Print every one of the records verbatim, omitting nothing.

Items from an interface collection
---------------
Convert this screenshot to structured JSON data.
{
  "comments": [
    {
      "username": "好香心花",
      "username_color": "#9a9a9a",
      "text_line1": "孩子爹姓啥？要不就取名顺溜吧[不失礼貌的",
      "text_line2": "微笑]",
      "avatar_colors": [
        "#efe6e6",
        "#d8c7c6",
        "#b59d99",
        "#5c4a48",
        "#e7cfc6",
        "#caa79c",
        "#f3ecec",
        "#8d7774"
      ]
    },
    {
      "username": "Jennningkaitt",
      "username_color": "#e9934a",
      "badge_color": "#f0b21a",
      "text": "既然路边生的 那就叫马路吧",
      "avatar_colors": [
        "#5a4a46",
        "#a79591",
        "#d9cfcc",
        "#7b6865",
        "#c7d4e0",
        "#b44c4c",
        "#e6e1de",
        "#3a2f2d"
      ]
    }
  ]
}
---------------
EXERCISE RESPONSE:
Convert this screenshot to structured JSON data.
{
  "comments": [
    {
      "username": "好香心花",
      "username_color": "#9a9a9a",
      "text_line1": "孩子爹姓啥？要不就取名顺溜吧[不失礼貌的",
      "text_line2": "微笑]",
      "avatar_colors": [
        "#efe6e6",
        "#d8c7c6",
        "#b59d99",
        "#5c4a48",
        "#e7cfc6",
        "#caa79c",
        "#f3ecec",
        "#8d7774"
      ]
    },
    {
      "username": "Jennningkaitt",
      "username_color": "#e9934a",
      "badge_color": "#f0b21a",
      "text": "既然路边生的 那就叫马路吧",
      "avatar_colors": [
        "#5a4a46",
        "#a79591",
        "#d9cfcc",
        "#7b6865",
        "#c7d4e0",
        "#b44c4c",
        "#e6e1de",
        "#3a2f2d"
      ]
    }
  ]
}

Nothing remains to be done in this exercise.